- Develop a description of the required qualifications;
- Public advertisements of the vacancies to be filled and the qualifications required;
- Initial screening out of candidates whose qualifications do not measure up to the specified qualifications;
- Candidates who survived the initial screen, write an examination designed to test their analytical and writing skills and knowledge;
- Examination answers graded on a pass/fail basis;
- Candidates who passed the examination interviewed by a designated selection committee;
- Candidates who interviewed successfully, recommended by the committee to the appointing Minister as persons who are qualified to serve as members of the Tribunal;
- The Minister chooses who will be appointed from among the candidates recommended by the selection committee.
In fact, it was a process very like the one your own advisers will no doubt be recommending to you – indeed, a standard model for so called “merit-based” appointments systems. (It is, however, a system that has also been labeled a “hybrid” system – “merit-based but patronage driven”.)
The second failure-precedent involves appointments to the IRB (the Immigration Refugee Board).
If you were to look in your copy of Unjust by Design (well, yes, Prime Minister, I am the author of that book and, yes, it is indeed a troubling book, thank you) you will see at pages 52 to 56 the sorry history of what seems likely to have been the first merit-based GIC appointments scheme in the federal government’s history – a scheme of which Harper’s SST appointments structure was almost an exact duplicate.
It was a scheme designed to reform the process for appointing members of the Immigration and Refugee Board. It was introduced in 1995 by the Chretien government in response to what had been three years of bad press about the patronage-driven and partisan-driven nature of the IRB appointments under both Progressive Conservative and Liberal governments.

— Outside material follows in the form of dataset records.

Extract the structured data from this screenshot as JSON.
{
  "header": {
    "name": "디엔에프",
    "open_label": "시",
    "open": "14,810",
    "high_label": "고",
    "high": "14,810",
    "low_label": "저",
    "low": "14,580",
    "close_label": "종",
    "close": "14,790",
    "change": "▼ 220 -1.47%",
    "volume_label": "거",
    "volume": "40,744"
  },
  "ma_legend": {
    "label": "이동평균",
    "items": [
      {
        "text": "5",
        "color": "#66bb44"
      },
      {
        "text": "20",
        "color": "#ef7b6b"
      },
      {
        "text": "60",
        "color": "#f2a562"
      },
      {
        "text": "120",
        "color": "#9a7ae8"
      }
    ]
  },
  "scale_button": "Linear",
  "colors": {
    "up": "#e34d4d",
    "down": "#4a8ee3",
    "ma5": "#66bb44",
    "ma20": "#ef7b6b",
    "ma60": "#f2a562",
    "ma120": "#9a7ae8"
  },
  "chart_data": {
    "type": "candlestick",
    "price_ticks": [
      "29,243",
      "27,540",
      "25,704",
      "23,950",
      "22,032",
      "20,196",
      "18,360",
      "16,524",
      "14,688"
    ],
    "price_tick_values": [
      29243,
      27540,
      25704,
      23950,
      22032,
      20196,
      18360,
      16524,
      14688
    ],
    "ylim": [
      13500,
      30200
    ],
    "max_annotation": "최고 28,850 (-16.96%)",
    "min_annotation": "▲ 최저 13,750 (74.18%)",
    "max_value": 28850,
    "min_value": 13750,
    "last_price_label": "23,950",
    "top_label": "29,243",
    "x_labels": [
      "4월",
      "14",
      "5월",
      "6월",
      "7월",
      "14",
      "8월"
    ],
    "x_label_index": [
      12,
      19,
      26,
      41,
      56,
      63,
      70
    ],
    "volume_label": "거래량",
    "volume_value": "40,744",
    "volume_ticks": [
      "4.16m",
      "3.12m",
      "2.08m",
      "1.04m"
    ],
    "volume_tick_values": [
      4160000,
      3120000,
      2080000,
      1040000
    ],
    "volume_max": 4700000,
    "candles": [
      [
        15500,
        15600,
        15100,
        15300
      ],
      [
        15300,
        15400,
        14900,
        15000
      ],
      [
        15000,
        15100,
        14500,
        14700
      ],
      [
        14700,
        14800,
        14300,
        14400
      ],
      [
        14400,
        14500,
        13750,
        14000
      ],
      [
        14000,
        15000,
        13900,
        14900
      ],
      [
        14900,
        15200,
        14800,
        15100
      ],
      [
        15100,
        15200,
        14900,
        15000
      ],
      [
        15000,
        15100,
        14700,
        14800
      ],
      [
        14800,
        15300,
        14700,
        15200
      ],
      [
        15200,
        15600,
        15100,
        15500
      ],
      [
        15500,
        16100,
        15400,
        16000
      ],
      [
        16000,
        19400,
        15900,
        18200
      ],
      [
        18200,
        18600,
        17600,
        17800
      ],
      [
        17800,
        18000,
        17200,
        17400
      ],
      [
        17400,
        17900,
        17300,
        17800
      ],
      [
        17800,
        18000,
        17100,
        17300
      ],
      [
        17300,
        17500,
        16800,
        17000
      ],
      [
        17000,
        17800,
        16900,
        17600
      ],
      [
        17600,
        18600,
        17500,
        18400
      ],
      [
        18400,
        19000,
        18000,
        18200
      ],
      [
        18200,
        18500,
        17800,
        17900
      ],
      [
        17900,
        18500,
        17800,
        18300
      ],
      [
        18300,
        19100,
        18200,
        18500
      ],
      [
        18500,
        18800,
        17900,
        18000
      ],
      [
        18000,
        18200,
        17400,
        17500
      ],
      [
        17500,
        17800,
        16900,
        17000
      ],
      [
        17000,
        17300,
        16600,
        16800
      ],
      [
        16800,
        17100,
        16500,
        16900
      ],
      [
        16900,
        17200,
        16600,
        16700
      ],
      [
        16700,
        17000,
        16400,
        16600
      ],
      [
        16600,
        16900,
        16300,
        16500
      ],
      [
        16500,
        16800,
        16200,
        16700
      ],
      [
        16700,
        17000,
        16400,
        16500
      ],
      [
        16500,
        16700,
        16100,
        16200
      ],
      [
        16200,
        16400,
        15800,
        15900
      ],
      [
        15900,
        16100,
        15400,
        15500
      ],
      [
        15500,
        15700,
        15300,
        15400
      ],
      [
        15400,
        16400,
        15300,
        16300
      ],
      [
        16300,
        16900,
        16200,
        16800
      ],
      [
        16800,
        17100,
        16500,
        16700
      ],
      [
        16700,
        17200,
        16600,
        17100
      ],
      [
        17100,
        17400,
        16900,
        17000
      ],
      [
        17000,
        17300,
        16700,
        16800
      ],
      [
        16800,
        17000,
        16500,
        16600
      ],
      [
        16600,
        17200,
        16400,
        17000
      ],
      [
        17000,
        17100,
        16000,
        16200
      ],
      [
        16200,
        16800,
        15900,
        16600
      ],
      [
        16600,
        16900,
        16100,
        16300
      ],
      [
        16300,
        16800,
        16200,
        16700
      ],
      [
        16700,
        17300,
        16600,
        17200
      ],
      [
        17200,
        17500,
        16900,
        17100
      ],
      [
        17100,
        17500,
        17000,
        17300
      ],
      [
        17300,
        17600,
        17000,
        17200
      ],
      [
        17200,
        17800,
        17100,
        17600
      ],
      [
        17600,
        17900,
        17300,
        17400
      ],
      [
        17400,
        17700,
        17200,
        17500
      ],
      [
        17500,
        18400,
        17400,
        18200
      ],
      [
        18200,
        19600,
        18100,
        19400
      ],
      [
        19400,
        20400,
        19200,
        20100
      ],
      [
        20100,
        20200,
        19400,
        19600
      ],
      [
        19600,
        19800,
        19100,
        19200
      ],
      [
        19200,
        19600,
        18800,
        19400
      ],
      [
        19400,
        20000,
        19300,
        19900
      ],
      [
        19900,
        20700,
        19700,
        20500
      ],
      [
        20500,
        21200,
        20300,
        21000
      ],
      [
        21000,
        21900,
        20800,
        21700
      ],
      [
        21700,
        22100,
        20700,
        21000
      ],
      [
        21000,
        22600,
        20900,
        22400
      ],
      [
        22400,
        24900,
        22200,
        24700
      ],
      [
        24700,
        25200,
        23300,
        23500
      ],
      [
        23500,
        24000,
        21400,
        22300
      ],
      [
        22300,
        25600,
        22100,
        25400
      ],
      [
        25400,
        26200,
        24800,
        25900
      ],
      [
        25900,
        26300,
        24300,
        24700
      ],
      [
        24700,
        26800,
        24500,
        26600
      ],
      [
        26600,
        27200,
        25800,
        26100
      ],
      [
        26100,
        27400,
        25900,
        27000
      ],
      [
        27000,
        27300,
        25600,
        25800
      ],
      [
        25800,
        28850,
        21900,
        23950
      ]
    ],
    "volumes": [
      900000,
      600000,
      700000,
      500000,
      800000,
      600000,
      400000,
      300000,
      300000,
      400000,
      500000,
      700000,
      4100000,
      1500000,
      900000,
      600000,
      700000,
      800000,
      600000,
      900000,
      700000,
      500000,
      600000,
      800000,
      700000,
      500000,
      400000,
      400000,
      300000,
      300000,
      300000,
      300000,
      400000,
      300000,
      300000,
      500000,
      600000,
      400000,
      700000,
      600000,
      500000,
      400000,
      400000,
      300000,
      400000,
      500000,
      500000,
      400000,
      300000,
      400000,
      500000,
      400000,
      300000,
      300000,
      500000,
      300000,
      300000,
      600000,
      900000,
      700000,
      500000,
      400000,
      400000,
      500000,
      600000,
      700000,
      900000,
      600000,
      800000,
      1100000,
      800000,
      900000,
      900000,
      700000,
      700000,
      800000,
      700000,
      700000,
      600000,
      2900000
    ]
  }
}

Yes, Mr. Trudeau, the IRB is an adjudicative tribunal.
In 2002, at the time the term of the then IRB Chair, Mr. Peter Showler, ended, the IRB’s merit-based appointments scheme had been fully operational for seven years.
And, yet, according to Showler himself, seven years after the inception of that appointments scheme political patronage remained “a devastating blight on the Immigration and Refugee Board”. (See the reference in my book to Showler’s 2003 interview with the Toronto Star).
Moreover, in Showler’s estimation, only 10 to 15 percent of IRB members could be considered excellent, while 10 to 15 percent were incompetent and the balance, say 70%, were only “adequate”.
It is true, Mr. Prime Minister – go to page 53 of the book, right at the top of the page, got it? Good. Thank you.
I should note in passing that part of what went wrong at the IRB was the failure to make the re-appointments process, patronage free.
I will come back to the re-appointments issue in a later conversation, but may I just earmark it here as an issue of huge importance for members of adjudicative tribunals from a justice system perspective. If adjudicative tribunal members are appointed to three- or five-year renewable terms, there is no use in having an exemplary appointments process if your re-appointment process remains arbitrary.
So, the next question we need to talk about is this: what were the inherent flaws in the SST and IRB merit-based appointments processes – the flaws for which you will want to be on the lookout in your own new appointments processes?
And, yes, that can be done on another day. I will wait for your call.